By 2002, some liberal interest groups appeared to be openly working against the governor. In May of that year, California Teachers Assn. President Wayne Johnson announced that Davis had tried to shake him down for a $1-million contribution, strengthening the Republican charge that Davis was a "coin-operated governor." In October, the Legislature's Latino Caucus made waves by refusing to endorse the governor's bid for reelection, despite Davis' approval only days earlier of the biggest expansion of farm-worker rights in a generation.
Once the recall campaign commenced, these same groups showed little interest in saving the governor, despite Davis' sudden pandering to the liberal base. Many moved quickly to endorse the candidacy of Lt. Gov. Cruz Bustamante, and contributions to Davis dried up. "No one was a better friend to labor," Canciamilla said, "but because he didn't move fast enough or move when they wanted, a lot of groups became lukewarm when it came to the recall." The prison guards union, one of the biggest donors to Davis in 2002, gave him not a dime to fight the recall. "It was an absolutely stunning phenomenon," said Darry Sragow, a Democratic consultant. "His natural allies turned on him."
And, in the end, liberal voters deserted Davis as well. The governor's support among traditionally Democratic subgroups eroded, with some 45% of Latinos and 48% of union households voting to recall Davis. Far-left voters particularly despised the governor. While 21% of those who supported Davis in 2002 voted for the recall, 30% of Green Party voters from 2002 did. "The reason the recall passed is a big chunk of the Democratic base abandoned Gray Davis," said Sragow.
Though there was always ideological tension between Davis and his party, liberal suspicion of the governor runs deeper. "People viewed the moderation as being more situational than a political philosophy," Canciamilla said. In the end, Davis may have been too self-serving to be able to sell centrism to the Democratic base the way Bill Clinton could. "He just didn't have the personal characteristics to pull it off," said Cain.
As the head of the California Democrats, it was Davis' responsibility to unite the party, to articulate a vision, to lead by example and not by polls -- charges he repeatedly failed. Davis' ceaseless fund-raising, which too often appeared to be linked to his policy choices, also did little to quell the idea that he had no true political philosophy. The result was a governor who often appeared to stand for the worst kind of political moderation -- a type of inverted centrism where he pandered to the left on certain issues but, day in and day out, fought even commonsensical reforms, such as when he repeatedly blocked efforts to strengthen consumer privacy.
But for all the failures of Davis' brand of political moderation, the divide between liberals and centrists in the Democratic Party is real and growing. As the Schwarzenegger era begins, Democrats must find a way to stop this ideological splintering.
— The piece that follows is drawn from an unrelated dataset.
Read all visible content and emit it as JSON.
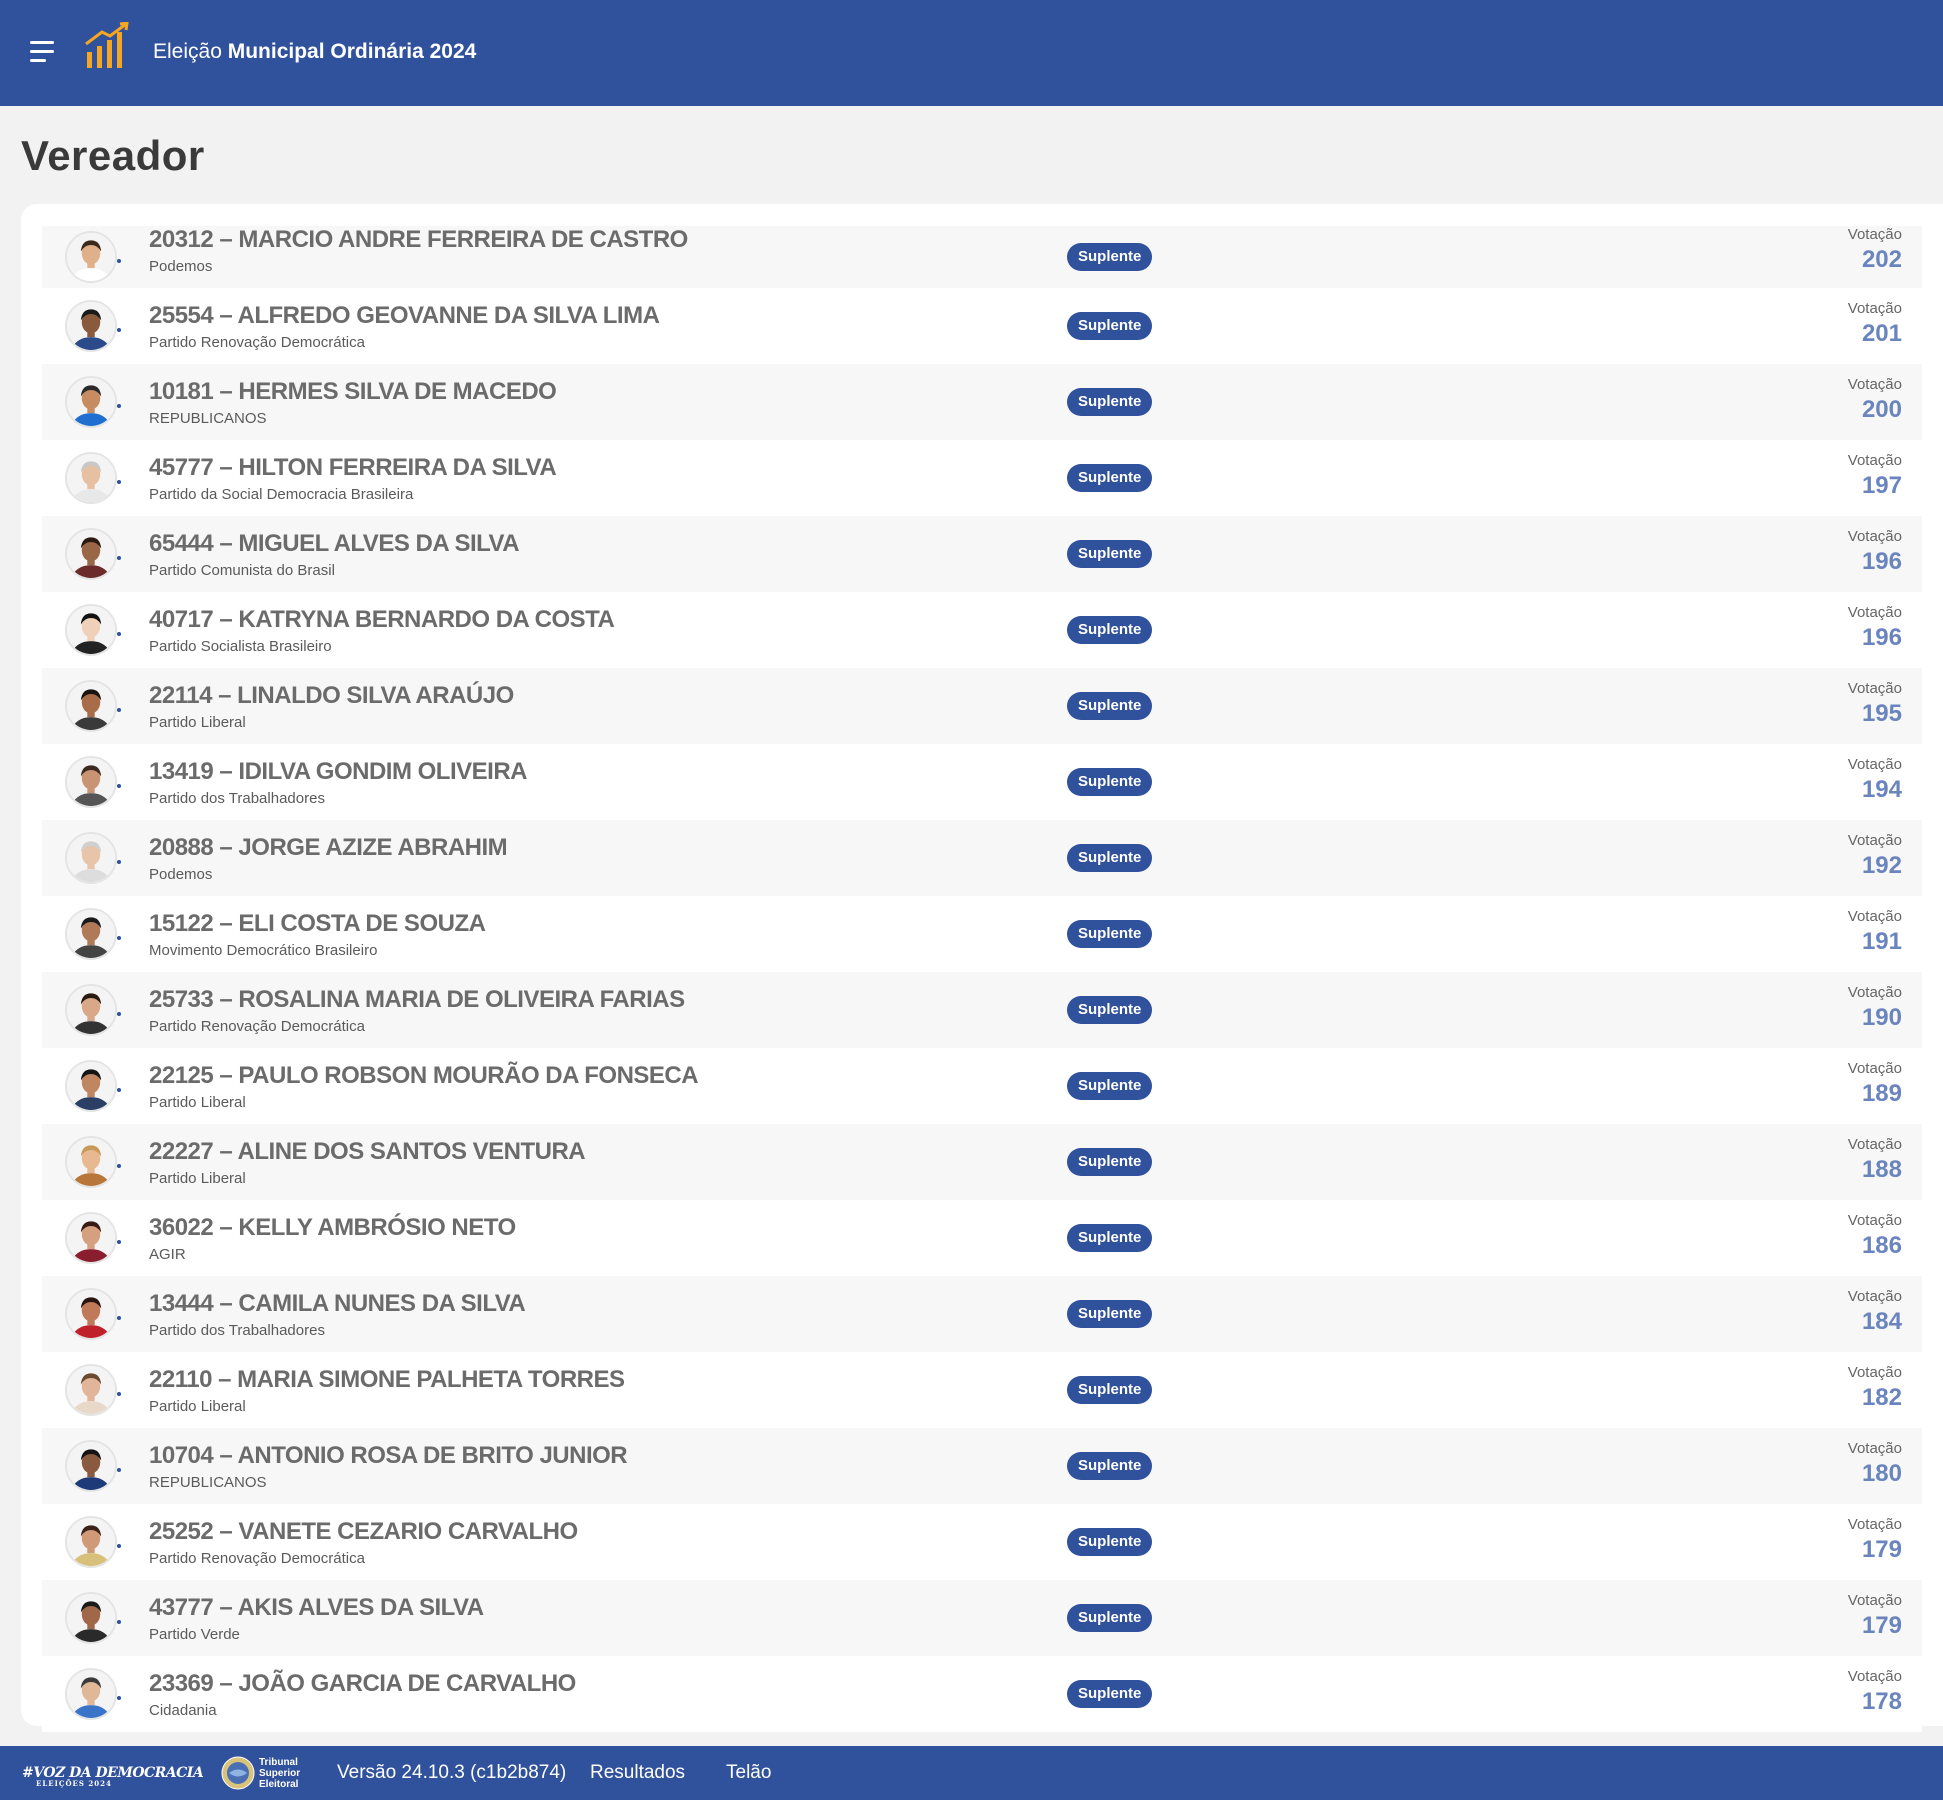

But some Democrats still don't seem to get it. Just days after the recall, Davis vetoed a bill by John Vasconcellos, a liberal state senator from the Bay Area, that would have eased access to hypodermic needles but was opposed by law enforcement. What did Vasconcellos have to say about his fallen governor in response? "People will die, and the people who die can thank Gray Davis."